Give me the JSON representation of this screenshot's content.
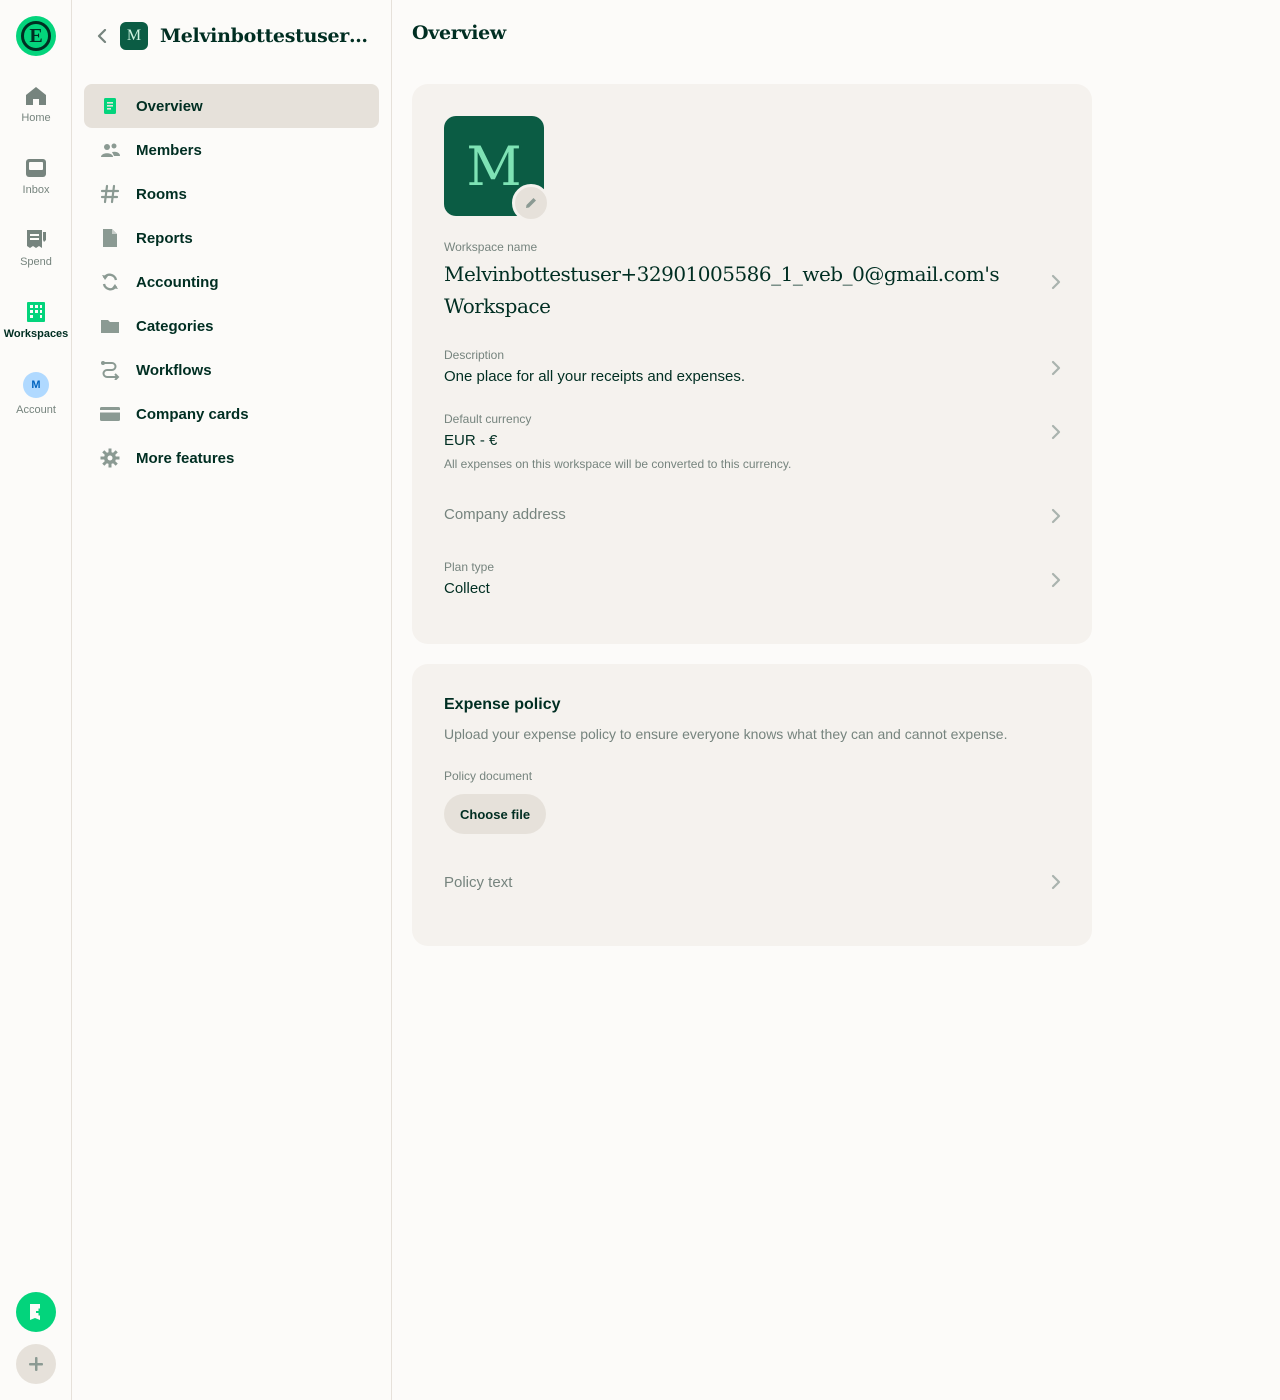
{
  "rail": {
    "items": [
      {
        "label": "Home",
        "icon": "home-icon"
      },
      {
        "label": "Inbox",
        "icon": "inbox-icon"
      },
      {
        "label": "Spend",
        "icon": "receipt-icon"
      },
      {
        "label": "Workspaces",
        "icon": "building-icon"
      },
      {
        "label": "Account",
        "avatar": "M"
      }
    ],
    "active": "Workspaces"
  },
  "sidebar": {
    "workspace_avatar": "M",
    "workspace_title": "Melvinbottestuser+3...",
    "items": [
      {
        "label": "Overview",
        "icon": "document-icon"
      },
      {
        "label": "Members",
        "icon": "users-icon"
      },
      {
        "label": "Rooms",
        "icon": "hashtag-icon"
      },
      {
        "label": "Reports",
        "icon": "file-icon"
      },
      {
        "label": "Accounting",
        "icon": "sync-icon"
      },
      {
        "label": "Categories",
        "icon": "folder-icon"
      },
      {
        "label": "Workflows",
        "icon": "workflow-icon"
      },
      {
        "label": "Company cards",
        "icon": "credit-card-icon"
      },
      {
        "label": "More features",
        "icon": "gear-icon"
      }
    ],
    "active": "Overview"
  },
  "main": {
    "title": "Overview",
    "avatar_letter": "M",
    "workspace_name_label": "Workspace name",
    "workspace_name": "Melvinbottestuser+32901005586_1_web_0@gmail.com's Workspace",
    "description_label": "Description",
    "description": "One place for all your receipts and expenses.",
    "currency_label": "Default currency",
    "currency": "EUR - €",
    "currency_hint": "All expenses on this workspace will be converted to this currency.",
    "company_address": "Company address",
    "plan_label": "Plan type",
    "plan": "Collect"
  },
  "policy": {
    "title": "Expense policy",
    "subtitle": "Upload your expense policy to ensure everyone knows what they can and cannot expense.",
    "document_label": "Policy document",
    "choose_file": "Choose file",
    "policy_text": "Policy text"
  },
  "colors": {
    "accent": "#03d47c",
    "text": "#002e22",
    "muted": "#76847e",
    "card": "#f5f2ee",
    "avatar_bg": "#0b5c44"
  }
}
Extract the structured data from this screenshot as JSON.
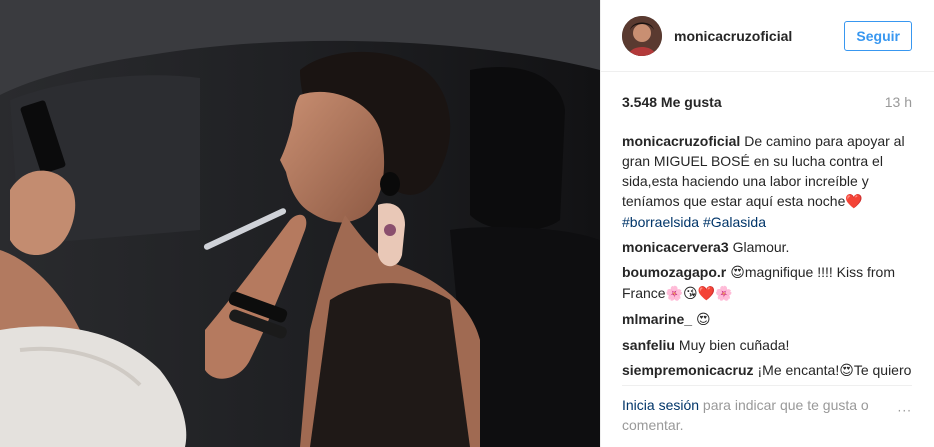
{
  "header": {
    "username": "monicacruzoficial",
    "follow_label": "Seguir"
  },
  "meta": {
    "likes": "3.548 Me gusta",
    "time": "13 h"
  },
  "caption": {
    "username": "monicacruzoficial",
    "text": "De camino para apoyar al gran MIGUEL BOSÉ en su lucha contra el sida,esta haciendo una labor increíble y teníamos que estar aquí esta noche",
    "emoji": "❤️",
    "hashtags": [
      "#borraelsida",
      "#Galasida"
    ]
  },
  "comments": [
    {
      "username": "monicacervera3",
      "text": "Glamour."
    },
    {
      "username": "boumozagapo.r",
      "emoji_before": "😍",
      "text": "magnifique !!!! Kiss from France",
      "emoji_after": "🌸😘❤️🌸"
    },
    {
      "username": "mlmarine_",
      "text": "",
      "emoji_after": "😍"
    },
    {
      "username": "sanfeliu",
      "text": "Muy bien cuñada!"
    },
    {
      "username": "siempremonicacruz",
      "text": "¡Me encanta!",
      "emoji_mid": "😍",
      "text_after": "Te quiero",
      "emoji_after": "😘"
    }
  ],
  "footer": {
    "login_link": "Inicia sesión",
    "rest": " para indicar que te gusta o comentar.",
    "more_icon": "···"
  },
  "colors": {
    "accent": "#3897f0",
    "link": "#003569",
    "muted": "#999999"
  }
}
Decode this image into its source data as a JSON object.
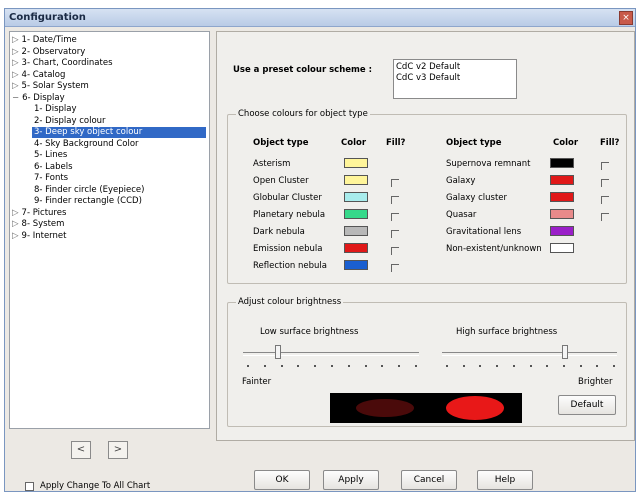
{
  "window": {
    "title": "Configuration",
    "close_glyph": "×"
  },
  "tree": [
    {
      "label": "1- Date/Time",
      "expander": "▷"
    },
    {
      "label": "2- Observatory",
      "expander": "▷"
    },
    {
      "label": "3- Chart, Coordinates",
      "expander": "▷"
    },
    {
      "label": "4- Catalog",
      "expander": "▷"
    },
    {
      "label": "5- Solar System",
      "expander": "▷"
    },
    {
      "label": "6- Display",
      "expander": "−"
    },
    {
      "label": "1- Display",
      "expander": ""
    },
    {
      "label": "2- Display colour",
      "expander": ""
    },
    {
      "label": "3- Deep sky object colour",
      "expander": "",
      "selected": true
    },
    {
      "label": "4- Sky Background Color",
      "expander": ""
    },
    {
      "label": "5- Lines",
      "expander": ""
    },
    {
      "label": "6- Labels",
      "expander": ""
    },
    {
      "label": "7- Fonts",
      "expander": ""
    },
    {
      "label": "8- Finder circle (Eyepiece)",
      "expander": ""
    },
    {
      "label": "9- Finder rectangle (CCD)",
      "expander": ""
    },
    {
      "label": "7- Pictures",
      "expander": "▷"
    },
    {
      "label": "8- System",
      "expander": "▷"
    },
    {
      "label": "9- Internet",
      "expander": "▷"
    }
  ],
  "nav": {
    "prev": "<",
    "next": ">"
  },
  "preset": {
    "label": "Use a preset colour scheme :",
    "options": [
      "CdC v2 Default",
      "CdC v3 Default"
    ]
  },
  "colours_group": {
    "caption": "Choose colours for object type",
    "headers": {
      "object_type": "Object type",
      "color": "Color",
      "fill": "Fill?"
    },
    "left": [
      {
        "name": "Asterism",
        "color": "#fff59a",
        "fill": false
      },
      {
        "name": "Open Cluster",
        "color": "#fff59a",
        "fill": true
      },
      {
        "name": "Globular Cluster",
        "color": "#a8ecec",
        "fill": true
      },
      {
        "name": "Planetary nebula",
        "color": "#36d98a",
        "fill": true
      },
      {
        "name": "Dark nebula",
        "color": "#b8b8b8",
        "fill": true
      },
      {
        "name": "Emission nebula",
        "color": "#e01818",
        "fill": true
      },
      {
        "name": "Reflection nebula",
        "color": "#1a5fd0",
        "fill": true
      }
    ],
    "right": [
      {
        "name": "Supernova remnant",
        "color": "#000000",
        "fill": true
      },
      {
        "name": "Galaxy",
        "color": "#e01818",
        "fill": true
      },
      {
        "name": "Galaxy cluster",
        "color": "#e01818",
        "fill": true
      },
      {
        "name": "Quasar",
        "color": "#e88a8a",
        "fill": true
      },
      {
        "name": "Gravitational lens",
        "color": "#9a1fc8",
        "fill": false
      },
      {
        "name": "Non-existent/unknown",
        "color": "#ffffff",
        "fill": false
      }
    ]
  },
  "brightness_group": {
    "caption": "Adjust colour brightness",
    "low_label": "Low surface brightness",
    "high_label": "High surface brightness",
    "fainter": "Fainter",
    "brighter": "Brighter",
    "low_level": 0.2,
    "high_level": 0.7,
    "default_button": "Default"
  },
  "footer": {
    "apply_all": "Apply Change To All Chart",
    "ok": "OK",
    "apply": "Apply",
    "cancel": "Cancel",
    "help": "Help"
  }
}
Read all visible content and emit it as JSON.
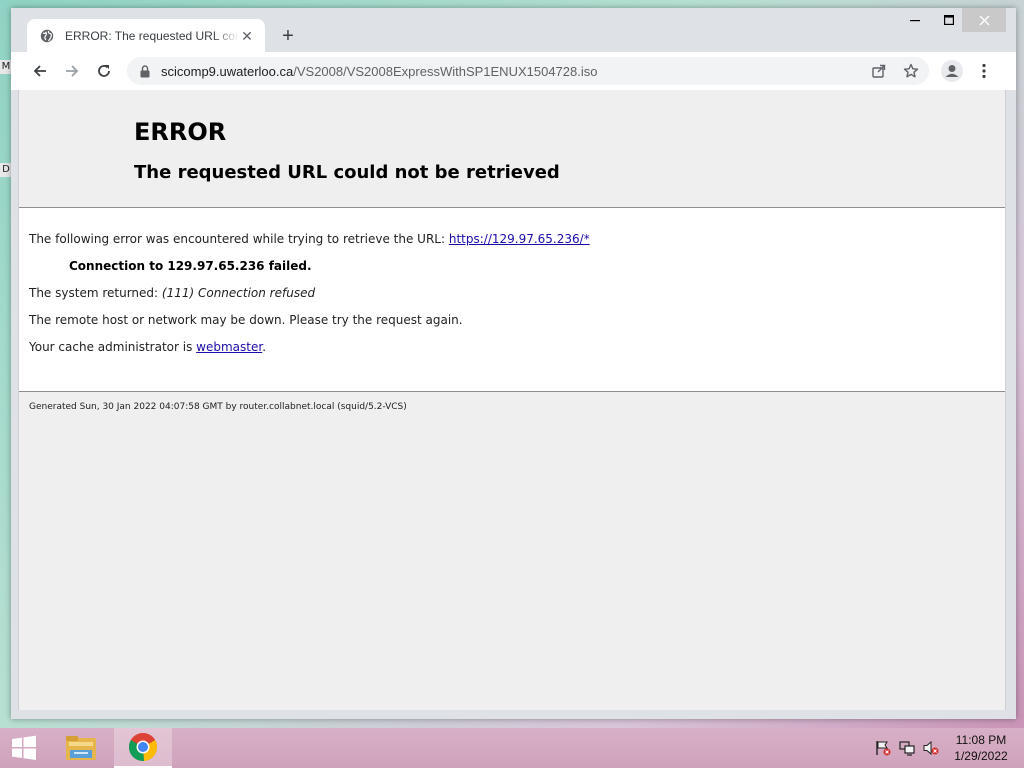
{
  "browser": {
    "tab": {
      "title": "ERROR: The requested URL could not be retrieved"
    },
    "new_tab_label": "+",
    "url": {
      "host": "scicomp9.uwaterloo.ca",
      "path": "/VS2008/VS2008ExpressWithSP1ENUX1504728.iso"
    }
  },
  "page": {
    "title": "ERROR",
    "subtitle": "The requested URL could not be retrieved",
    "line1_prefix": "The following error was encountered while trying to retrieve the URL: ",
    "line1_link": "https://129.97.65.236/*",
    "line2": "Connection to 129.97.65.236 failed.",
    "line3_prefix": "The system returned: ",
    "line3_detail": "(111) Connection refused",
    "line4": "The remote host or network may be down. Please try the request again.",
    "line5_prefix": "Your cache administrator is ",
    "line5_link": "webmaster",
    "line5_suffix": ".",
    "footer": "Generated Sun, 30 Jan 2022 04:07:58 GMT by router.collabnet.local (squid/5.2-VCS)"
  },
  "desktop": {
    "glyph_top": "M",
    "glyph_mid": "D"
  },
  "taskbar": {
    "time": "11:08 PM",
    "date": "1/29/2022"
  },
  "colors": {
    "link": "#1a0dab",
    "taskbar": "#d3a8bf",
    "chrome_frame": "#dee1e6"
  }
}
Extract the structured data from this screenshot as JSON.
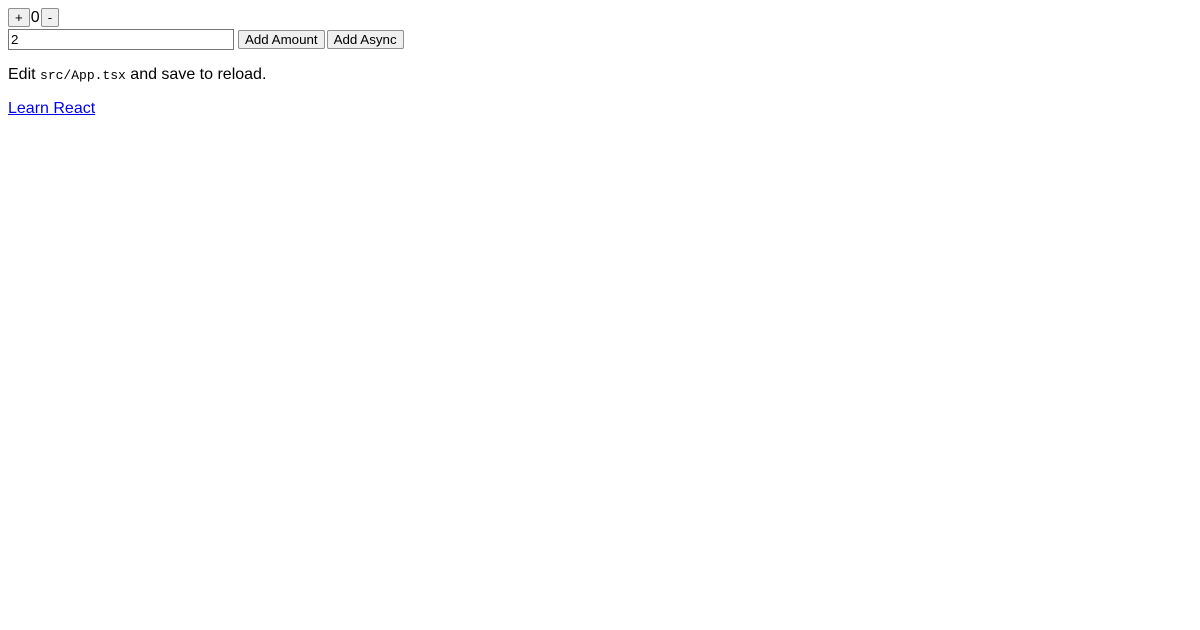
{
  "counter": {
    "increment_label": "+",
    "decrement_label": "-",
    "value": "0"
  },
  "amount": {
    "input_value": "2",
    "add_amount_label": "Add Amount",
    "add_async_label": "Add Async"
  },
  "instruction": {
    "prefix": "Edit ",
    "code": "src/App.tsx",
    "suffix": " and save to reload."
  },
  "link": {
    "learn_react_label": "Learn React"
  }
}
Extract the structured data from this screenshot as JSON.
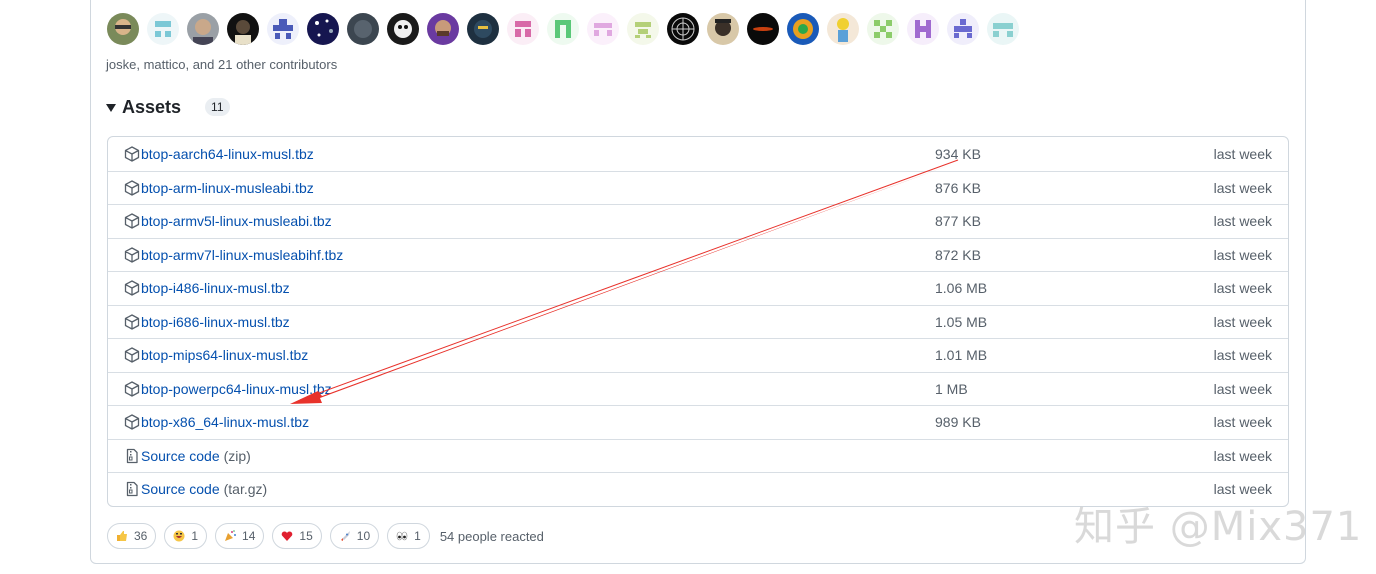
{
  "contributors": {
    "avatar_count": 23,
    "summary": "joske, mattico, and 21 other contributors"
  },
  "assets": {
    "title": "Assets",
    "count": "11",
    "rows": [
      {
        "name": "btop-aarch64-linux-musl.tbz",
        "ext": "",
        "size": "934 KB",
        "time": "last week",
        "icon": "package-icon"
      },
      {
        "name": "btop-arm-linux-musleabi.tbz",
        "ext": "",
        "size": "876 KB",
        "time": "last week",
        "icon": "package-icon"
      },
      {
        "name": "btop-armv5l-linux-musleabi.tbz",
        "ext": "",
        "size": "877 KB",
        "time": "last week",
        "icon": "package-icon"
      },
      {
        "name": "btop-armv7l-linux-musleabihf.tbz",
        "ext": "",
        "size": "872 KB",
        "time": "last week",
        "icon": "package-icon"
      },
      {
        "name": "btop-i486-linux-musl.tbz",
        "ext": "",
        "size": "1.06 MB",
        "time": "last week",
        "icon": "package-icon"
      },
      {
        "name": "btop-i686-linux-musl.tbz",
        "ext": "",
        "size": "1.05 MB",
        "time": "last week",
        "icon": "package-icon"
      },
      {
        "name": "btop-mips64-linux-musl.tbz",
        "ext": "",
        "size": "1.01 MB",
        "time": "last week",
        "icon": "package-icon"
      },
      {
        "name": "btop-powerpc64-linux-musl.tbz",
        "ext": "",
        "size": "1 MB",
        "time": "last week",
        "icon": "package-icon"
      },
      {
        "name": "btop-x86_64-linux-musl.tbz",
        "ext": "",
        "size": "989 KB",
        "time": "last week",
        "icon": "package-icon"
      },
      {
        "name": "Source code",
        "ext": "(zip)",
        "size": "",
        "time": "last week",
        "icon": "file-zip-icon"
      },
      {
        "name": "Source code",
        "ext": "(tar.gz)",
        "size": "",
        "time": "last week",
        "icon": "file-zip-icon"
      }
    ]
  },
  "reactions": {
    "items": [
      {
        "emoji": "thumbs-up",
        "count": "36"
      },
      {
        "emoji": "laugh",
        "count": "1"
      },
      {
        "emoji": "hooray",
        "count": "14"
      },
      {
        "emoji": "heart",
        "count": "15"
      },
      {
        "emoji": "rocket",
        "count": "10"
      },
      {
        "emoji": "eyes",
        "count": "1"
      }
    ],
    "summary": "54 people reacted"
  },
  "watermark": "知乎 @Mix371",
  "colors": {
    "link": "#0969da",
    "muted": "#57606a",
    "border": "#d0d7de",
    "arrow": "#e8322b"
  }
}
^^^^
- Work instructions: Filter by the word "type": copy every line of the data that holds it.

- Answer box:
    "plan_label": "Plan type",
    "caption": "Choose colours for object type",
      "object_type": "Object type",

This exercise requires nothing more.